What to do - The expected output is the data itself, duplicated in full.

Dataset rows for apps and sites -
▶
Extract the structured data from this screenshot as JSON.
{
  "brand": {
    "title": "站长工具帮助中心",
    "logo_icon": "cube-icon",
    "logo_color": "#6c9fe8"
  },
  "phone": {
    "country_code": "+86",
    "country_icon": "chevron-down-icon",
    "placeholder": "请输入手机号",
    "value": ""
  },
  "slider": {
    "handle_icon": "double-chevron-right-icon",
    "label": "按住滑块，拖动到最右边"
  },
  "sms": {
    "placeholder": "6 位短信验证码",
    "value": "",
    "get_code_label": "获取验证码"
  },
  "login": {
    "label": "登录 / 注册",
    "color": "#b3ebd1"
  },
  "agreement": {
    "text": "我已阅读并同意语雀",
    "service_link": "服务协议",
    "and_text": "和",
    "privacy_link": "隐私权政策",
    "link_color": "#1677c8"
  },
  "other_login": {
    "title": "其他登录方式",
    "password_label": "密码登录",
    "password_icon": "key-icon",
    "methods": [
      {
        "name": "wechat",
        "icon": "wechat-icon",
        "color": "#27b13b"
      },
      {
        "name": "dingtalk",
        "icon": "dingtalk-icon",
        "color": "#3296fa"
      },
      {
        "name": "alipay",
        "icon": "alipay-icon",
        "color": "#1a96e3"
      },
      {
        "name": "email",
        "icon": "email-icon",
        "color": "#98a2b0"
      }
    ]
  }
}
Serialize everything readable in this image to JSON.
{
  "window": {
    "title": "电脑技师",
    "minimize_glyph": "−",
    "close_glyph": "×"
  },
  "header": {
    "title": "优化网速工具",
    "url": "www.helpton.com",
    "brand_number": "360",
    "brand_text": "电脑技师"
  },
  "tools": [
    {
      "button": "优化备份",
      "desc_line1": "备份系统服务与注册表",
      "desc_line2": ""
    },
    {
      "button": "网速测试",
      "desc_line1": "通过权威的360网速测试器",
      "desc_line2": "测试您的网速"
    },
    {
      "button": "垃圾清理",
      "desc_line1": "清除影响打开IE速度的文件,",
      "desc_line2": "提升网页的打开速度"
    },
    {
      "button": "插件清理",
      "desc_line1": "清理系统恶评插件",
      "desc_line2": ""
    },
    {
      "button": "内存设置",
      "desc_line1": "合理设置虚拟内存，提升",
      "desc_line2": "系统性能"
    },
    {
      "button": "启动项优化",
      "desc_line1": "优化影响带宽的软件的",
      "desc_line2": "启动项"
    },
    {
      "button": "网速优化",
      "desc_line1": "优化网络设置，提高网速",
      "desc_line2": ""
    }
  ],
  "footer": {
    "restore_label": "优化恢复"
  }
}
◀
Reply -
Extract the structured data from this screenshot as JSON.
{
  "brand": {
    "title": "站长工具帮助中心",
    "logo_icon": "cube-icon",
    "logo_color": "#6c9fe8"
  },
  "phone": {
    "country_code": "+86",
    "country_icon": "chevron-down-icon",
    "placeholder": "请输入手机号",
    "value": ""
  },
  "slider": {
    "handle_icon": "double-chevron-right-icon",
    "label": "按住滑块，拖动到最右边"
  },
  "sms": {
    "placeholder": "6 位短信验证码",
    "value": "",
    "get_code_label": "获取验证码"
  },
  "login": {
    "label": "登录 / 注册",
    "color": "#b3ebd1"
  },
  "agreement": {
    "text": "我已阅读并同意语雀",
    "service_link": "服务协议",
    "and_text": "和",
    "privacy_link": "隐私权政策",
    "link_color": "#1677c8"
  },
  "other_login": {
    "title": "其他登录方式",
    "password_label": "密码登录",
    "password_icon": "key-icon",
    "methods": [
      {
        "name": "wechat",
        "icon": "wechat-icon",
        "color": "#27b13b"
      },
      {
        "name": "dingtalk",
        "icon": "dingtalk-icon",
        "color": "#3296fa"
      },
      {
        "name": "alipay",
        "icon": "alipay-icon",
        "color": "#1a96e3"
      },
      {
        "name": "email",
        "icon": "email-icon",
        "color": "#98a2b0"
      }
    ]
  }
}
Serialize everything readable in this image to JSON.
{
  "window": {
    "title": "电脑技师",
    "minimize_glyph": "−",
    "close_glyph": "×"
  },
  "header": {
    "title": "优化网速工具",
    "url": "www.helpton.com",
    "brand_number": "360",
    "brand_text": "电脑技师"
  },
  "tools": [
    {
      "button": "优化备份",
      "desc_line1": "备份系统服务与注册表",
      "desc_line2": ""
    },
    {
      "button": "网速测试",
      "desc_line1": "通过权威的360网速测试器",
      "desc_line2": "测试您的网速"
    },
    {
      "button": "垃圾清理",
      "desc_line1": "清除影响打开IE速度的文件,",
      "desc_line2": "提升网页的打开速度"
    },
    {
      "button": "插件清理",
      "desc_line1": "清理系统恶评插件",
      "desc_line2": ""
    },
    {
      "button": "内存设置",
      "desc_line1": "合理设置虚拟内存，提升",
      "desc_line2": "系统性能"
    },
    {
      "button": "启动项优化",
      "desc_line1": "优化影响带宽的软件的",
      "desc_line2": "启动项"
    },
    {
      "button": "网速优化",
      "desc_line1": "优化网络设置，提高网速",
      "desc_line2": ""
    }
  ],
  "footer": {
    "restore_label": "优化恢复"
  }
}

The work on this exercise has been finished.